There are also coil-less chambers that utilize quartz, ceramic, or titanium atomizers. Quartz atomizers heat up quickly, do not dilute taste when clean, retain heat for a shorter amount of time than other materials, and are liable to succumb to wear and tear more quickly. Titanium atomizers heat quickly, are very sturdy, can retain heat for a long period of time, but may detract from the overall flavor of the concentrate. Ceramic atomizers are fantastic for retaining the taste of the concentrate, holds heat longer than other materials, but takes the longest to heat up initially. Depending on what feature is most important to you, choosing the appropriate atomizer will enhance your wax vaping experience.

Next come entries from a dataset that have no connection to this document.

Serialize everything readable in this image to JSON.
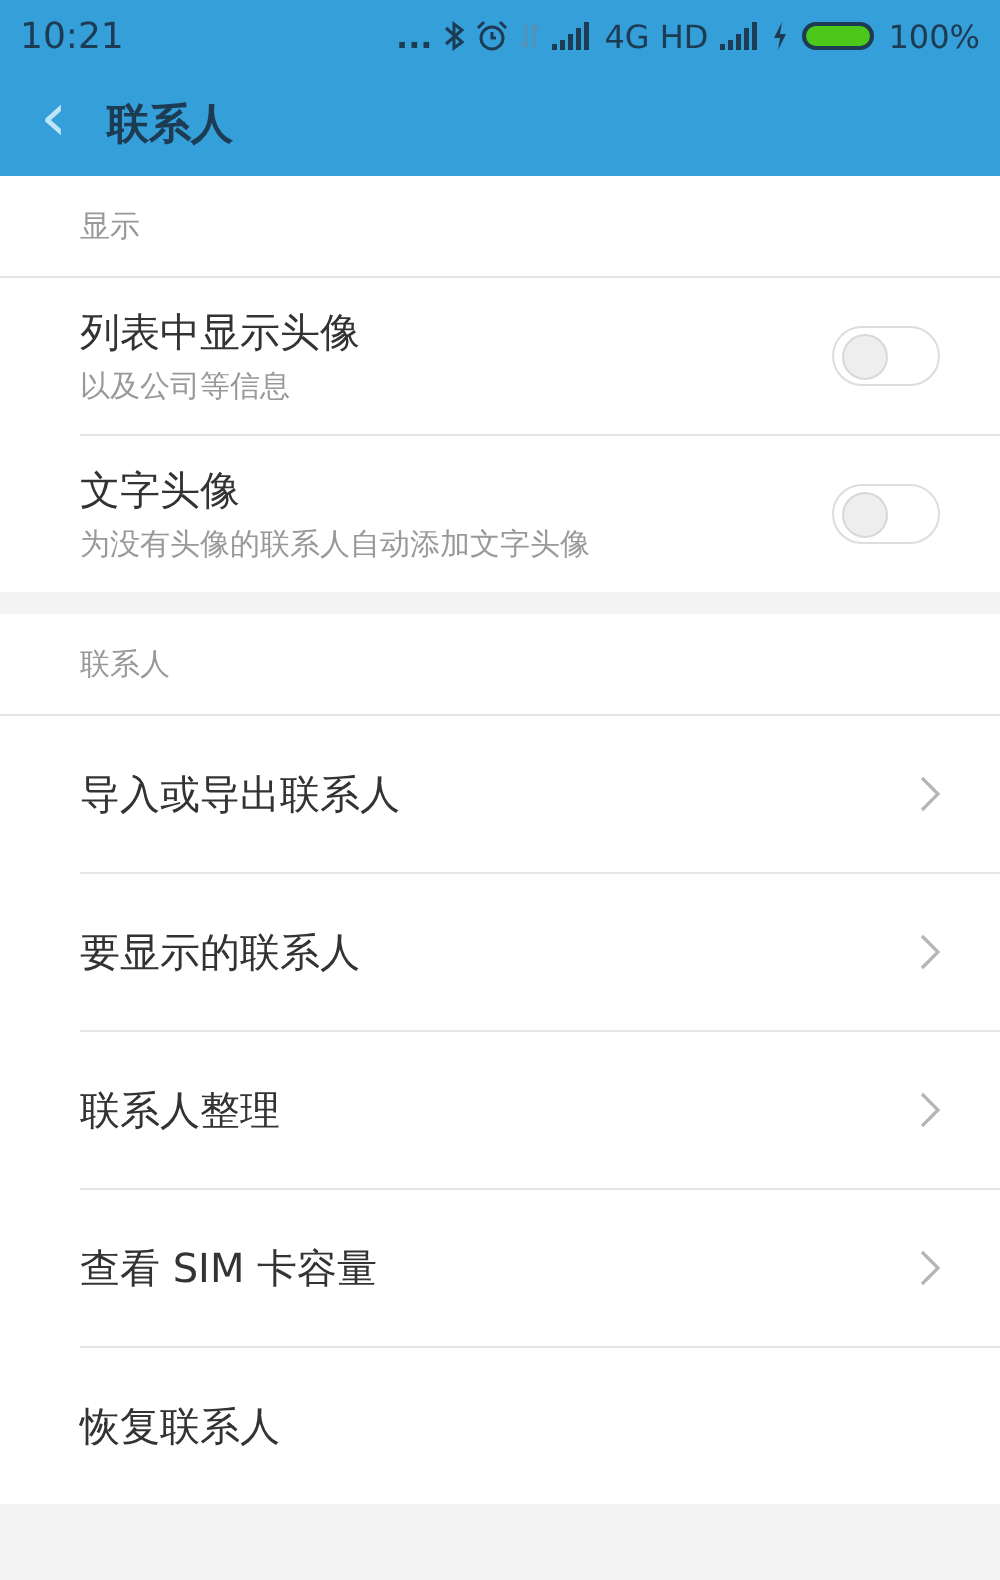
{
  "status_bar": {
    "time": "10:21",
    "dots": "...",
    "network": "4G HD",
    "battery": "100%"
  },
  "app_bar": {
    "back": "‹",
    "title": "联系人"
  },
  "sections": [
    {
      "header": "显示",
      "items": [
        {
          "kind": "toggle",
          "title": "列表中显示头像",
          "subtitle": "以及公司等信息",
          "on": false
        },
        {
          "kind": "toggle",
          "title": "文字头像",
          "subtitle": "为没有头像的联系人自动添加文字头像",
          "on": false
        }
      ]
    },
    {
      "header": "联系人",
      "items": [
        {
          "kind": "link",
          "title": "导入或导出联系人",
          "arrow": true
        },
        {
          "kind": "link",
          "title": "要显示的联系人",
          "arrow": true
        },
        {
          "kind": "link",
          "title": "联系人整理",
          "arrow": true
        },
        {
          "kind": "link",
          "title": "查看 SIM 卡容量",
          "arrow": true
        },
        {
          "kind": "link",
          "title": "恢复联系人",
          "arrow": false
        }
      ]
    }
  ]
}
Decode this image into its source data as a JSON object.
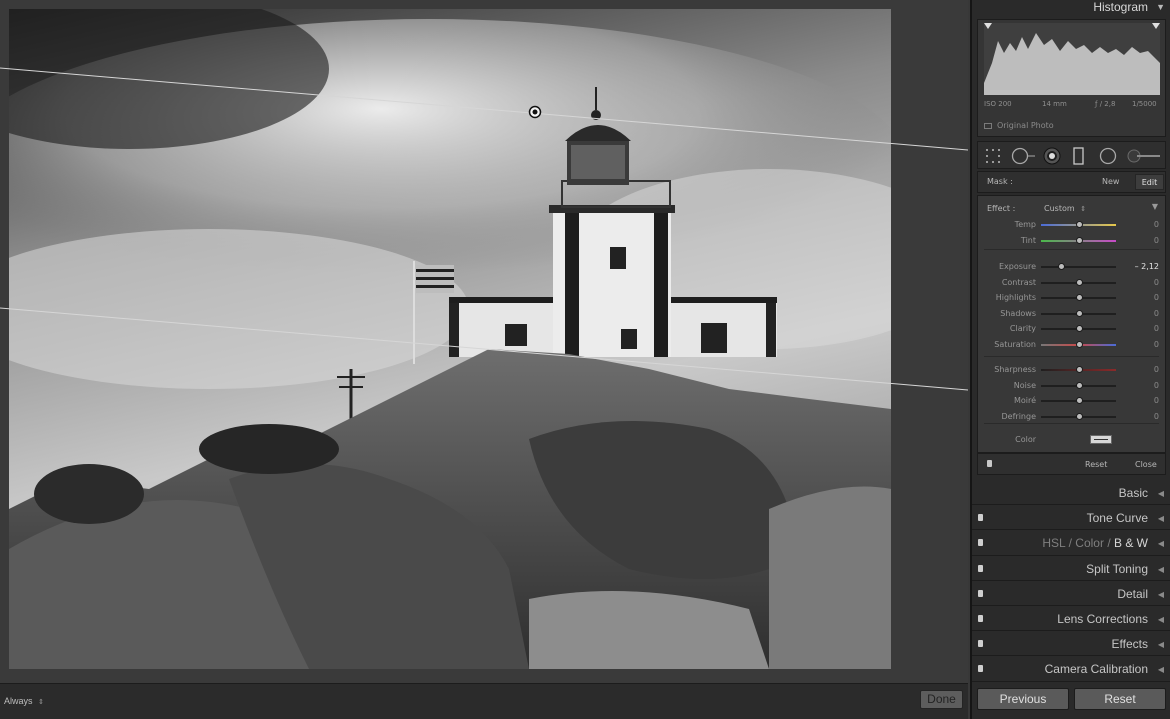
{
  "histogram": {
    "title": "Histogram",
    "iso": "ISO 200",
    "focal_length": "14 mm",
    "aperture": "ƒ / 2,8",
    "shutter": "1/5000",
    "original_photo_label": "Original Photo"
  },
  "mask": {
    "label": "Mask :",
    "new_label": "New",
    "edit_label": "Edit"
  },
  "effect": {
    "label": "Effect :",
    "value": "Custom",
    "sliders_group1": [
      {
        "name": "Temp",
        "value": "0",
        "pos": 0.5
      },
      {
        "name": "Tint",
        "value": "0",
        "pos": 0.5
      }
    ],
    "sliders_group2": [
      {
        "name": "Exposure",
        "value": "– 2,12",
        "pos": 0.27
      },
      {
        "name": "Contrast",
        "value": "0",
        "pos": 0.5
      },
      {
        "name": "Highlights",
        "value": "0",
        "pos": 0.5
      },
      {
        "name": "Shadows",
        "value": "0",
        "pos": 0.5
      },
      {
        "name": "Clarity",
        "value": "0",
        "pos": 0.5
      },
      {
        "name": "Saturation",
        "value": "0",
        "pos": 0.5
      }
    ],
    "sliders_group3": [
      {
        "name": "Sharpness",
        "value": "0",
        "pos": 0.5
      },
      {
        "name": "Noise",
        "value": "0",
        "pos": 0.5
      },
      {
        "name": "Moiré",
        "value": "0",
        "pos": 0.5
      },
      {
        "name": "Defringe",
        "value": "0",
        "pos": 0.5
      }
    ],
    "color_label": "Color",
    "reset_label": "Reset",
    "close_label": "Close"
  },
  "sections": {
    "basic": "Basic",
    "tone_curve": "Tone Curve",
    "hsl": "HSL",
    "color": "Color",
    "bw": "B & W",
    "split_toning": "Split Toning",
    "detail": "Detail",
    "lens_corrections": "Lens Corrections",
    "effects": "Effects",
    "camera_calibration": "Camera Calibration"
  },
  "toolbar": {
    "mode_label": "Always",
    "done_label": "Done"
  },
  "bottom": {
    "previous_label": "Previous",
    "reset_label": "Reset"
  },
  "colors": {
    "panel_bg": "#2a2a2a",
    "canvas_bg": "#3a3a3a",
    "accent_knob": "#bdbdbd"
  }
}
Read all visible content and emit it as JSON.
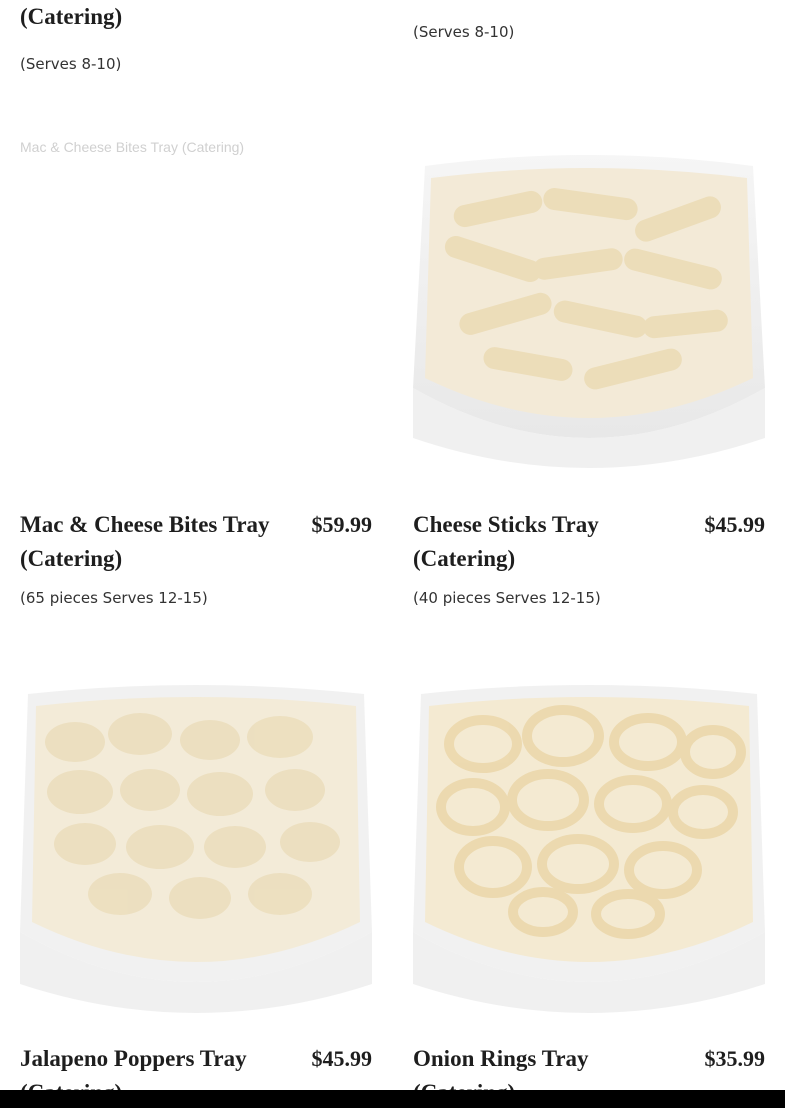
{
  "items": [
    {
      "name": "(Catering)",
      "price": "",
      "desc": "(Serves 8-10)"
    },
    {
      "name": "",
      "price": "",
      "desc": "(Serves 8-10)"
    },
    {
      "name": "Mac & Cheese Bites Tray (Catering)",
      "price": "$59.99",
      "desc": "(65 pieces Serves 12-15)",
      "image_alt": "Mac & Cheese Bites Tray (Catering)"
    },
    {
      "name": "Cheese Sticks Tray (Catering)",
      "price": "$45.99",
      "desc": "(40 pieces Serves 12-15)",
      "image_alt": "Cheese Sticks Tray (Catering)"
    },
    {
      "name": "Jalapeno Poppers Tray (Catering)",
      "price": "$45.99",
      "image_alt": "Jalapeno Poppers Tray (Catering)"
    },
    {
      "name": "Onion Rings Tray (Catering)",
      "price": "$35.99",
      "image_alt": "Onion Rings Tray (Catering)"
    }
  ],
  "colors": {
    "text": "#1e1e1e",
    "desc_text": "#333333",
    "alt_text": "#d0d0d0",
    "bottom_bar": "#000000",
    "tray_foil": "#e6e6e6",
    "fried_food": "#f0e3c4"
  }
}
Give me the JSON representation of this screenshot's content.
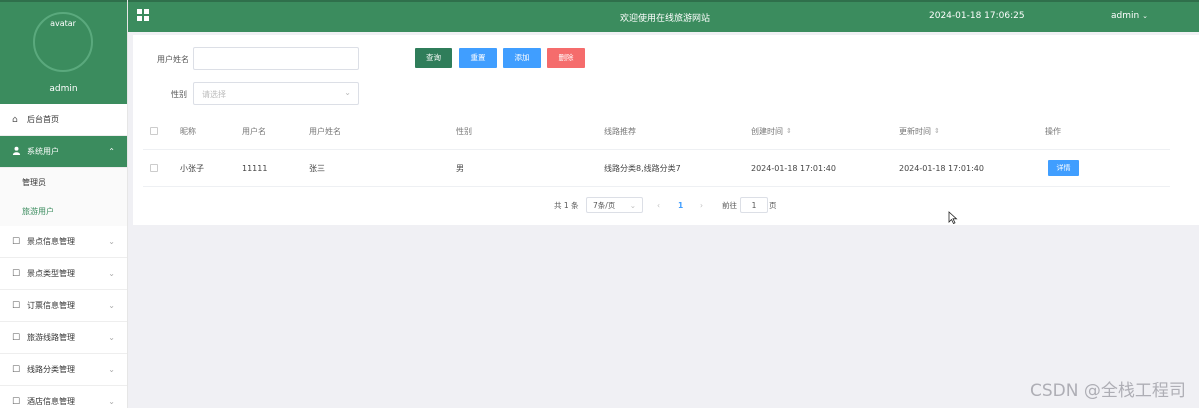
{
  "sidebar": {
    "avatar_alt": "avatar",
    "username": "admin",
    "items": [
      {
        "label": "后台首页",
        "icon": "home-icon"
      },
      {
        "label": "系统用户",
        "icon": "user-icon",
        "active": true,
        "children": [
          {
            "label": "管理员"
          },
          {
            "label": "旅游用户",
            "current": true
          }
        ]
      },
      {
        "label": "景点信息管理",
        "icon": "doc-icon"
      },
      {
        "label": "景点类型管理",
        "icon": "doc-icon"
      },
      {
        "label": "订票信息管理",
        "icon": "doc-icon"
      },
      {
        "label": "旅游线路管理",
        "icon": "doc-icon"
      },
      {
        "label": "线路分类管理",
        "icon": "doc-icon"
      },
      {
        "label": "酒店信息管理",
        "icon": "doc-icon"
      }
    ]
  },
  "topbar": {
    "title": "欢迎使用在线旅游网站",
    "datetime": "2024-01-18 17:06:25",
    "user": "admin"
  },
  "filters": {
    "name_label": "用户姓名",
    "name_value": "",
    "gender_label": "性别",
    "gender_placeholder": "请选择"
  },
  "buttons": {
    "search": "查询",
    "reset": "重置",
    "add": "添加",
    "delete": "删除"
  },
  "table": {
    "headers": [
      "昵称",
      "用户名",
      "用户姓名",
      "性别",
      "线路推荐",
      "创建时间",
      "更新时间",
      "操作"
    ],
    "rows": [
      {
        "nickname": "小张子",
        "username": "11111",
        "fullname": "张三",
        "gender": "男",
        "route": "线路分类8,线路分类7",
        "created": "2024-01-18 17:01:40",
        "updated": "2024-01-18 17:01:40",
        "action": "详情"
      }
    ]
  },
  "pagination": {
    "total": "共 1 条",
    "page_size": "7条/页",
    "current_page": "1",
    "goto_label": "前往",
    "goto_value": "1",
    "page_unit": "页"
  },
  "watermark": "CSDN @全栈工程司",
  "colors": {
    "brand_green": "#3b8c5e",
    "primary_blue": "#409eff",
    "danger_red": "#f56c6c"
  }
}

Oil Vape Pens
Vape pens that utilize oil concentrate typically come in either pre-filled cartridges that are screwed into a battery or as a specific chamber included with some high end vaporizers. Most oils on the market today are preloaded in a cartridge, so you simply screw it into the battery. Common batteries for such cartridges either have a single button that powers the unit or are buttonless and activate when you inhale from it. The quality and strength of these pre-filled cartridges depend upon the type of concentrate and the cartridge itself. Cartridges come in either plastic with a wick system that draws the oil in or high end glass and metal with dual coils in the center of the cartridge.
The two major oils found in pre-filled cartridges are CO2 oil and distillate. CO2 oil is made using cold temperatures, high amounts of pressure, and CO2 gas which is non toxic. Distillate is made using more harmful solvents like butane or alcohol. When properly produced, however, distillate should only have trace amounts of these solvents left in the final product. Distillate is the more potent of the two oils, but both are capable of being diluted or “cut” with solvents to make the oil less thick, easier to vaporize and also less potent. Whether or not an oil is diluted depends on the manufacturer.
Both CO2 and distillate can have terpenes reintroduced to the oil to give them a more nuanced effect and flavor. Common solvents used to dilute oil are MCT oil and propylene glycol (PG). Polyethylene glycol (PEG), though not as common, is a thinning agent that has been linked to harmful effects when heated; to a lesser extent PG has been similarly linked. If you are unsure of whether a particular cartridge has been diluted with a solvent, always ask the store clerk for clarification.
Interested in learning more about using cannabis vape pens? Schedule a consultation with an expert. If you’re in the Ann Arbor area, contact the team at Arbors Wellness for a free consultation.